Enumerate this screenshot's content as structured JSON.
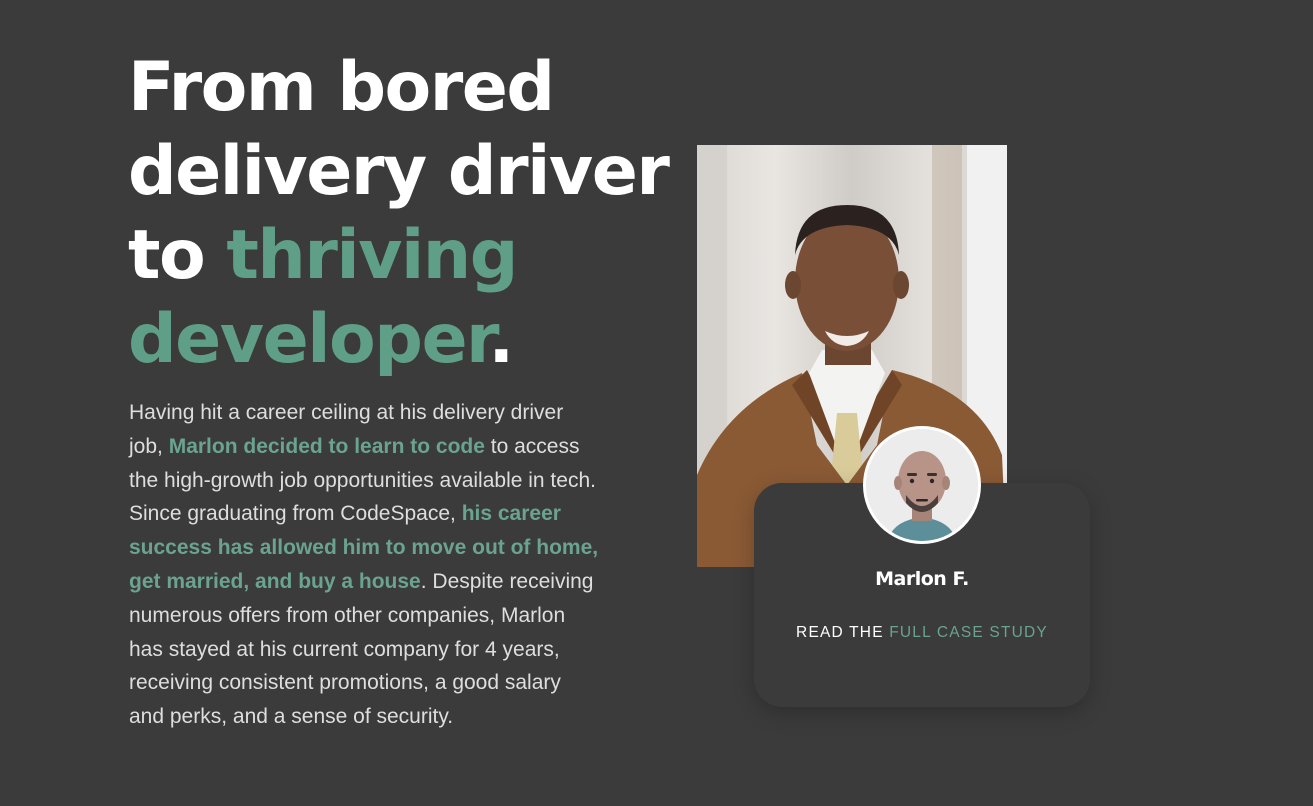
{
  "headline": {
    "line1": "From bored",
    "line2": "delivery driver",
    "line3_plain": "to ",
    "line3_accent": "thriving",
    "line4_accent": "developer",
    "line4_end": "."
  },
  "story": {
    "t1": "Having hit a career ceiling at his delivery driver job, ",
    "h1": "Marlon decided to learn to code",
    "t2": " to access the high-growth job opportunities available in tech. Since graduating from CodeSpace, ",
    "h2": "his career success has allowed him to move out of home, get married, and buy a house",
    "t3": ". Despite receiving numerous offers from other companies, Marlon has stayed at his current company for 4 years, receiving consistent promotions, a good salary and perks, and a sense of security."
  },
  "card": {
    "name": "Marlon F.",
    "cta_prefix": "READ THE ",
    "cta_link": "FULL CASE STUDY"
  },
  "colors": {
    "background": "#3b3b3b",
    "accent": "#5f9f88",
    "text": "#dedede"
  },
  "icons": {
    "avatar": "bald-man-avatar-icon"
  }
}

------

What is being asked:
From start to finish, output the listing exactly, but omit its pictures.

Reply to the task:
Enumerate this screenshot's content as structured JSON.
{
  "headline": {
    "line1": "From bored",
    "line2": "delivery driver",
    "line3_plain": "to ",
    "line3_accent": "thriving",
    "line4_accent": "developer",
    "line4_end": "."
  },
  "story": {
    "t1": "Having hit a career ceiling at his delivery driver job, ",
    "h1": "Marlon decided to learn to code",
    "t2": " to access the high-growth job opportunities available in tech. Since graduating from CodeSpace, ",
    "h2": "his career success has allowed him to move out of home, get married, and buy a house",
    "t3": ". Despite receiving numerous offers from other companies, Marlon has stayed at his current company for 4 years, receiving consistent promotions, a good salary and perks, and a sense of security."
  },
  "card": {
    "name": "Marlon F.",
    "cta_prefix": "READ THE ",
    "cta_link": "FULL CASE STUDY"
  },
  "colors": {
    "background": "#3b3b3b",
    "accent": "#5f9f88",
    "text": "#dedede"
  },
  "icons": {
    "avatar": "bald-man-avatar-icon"
  }
}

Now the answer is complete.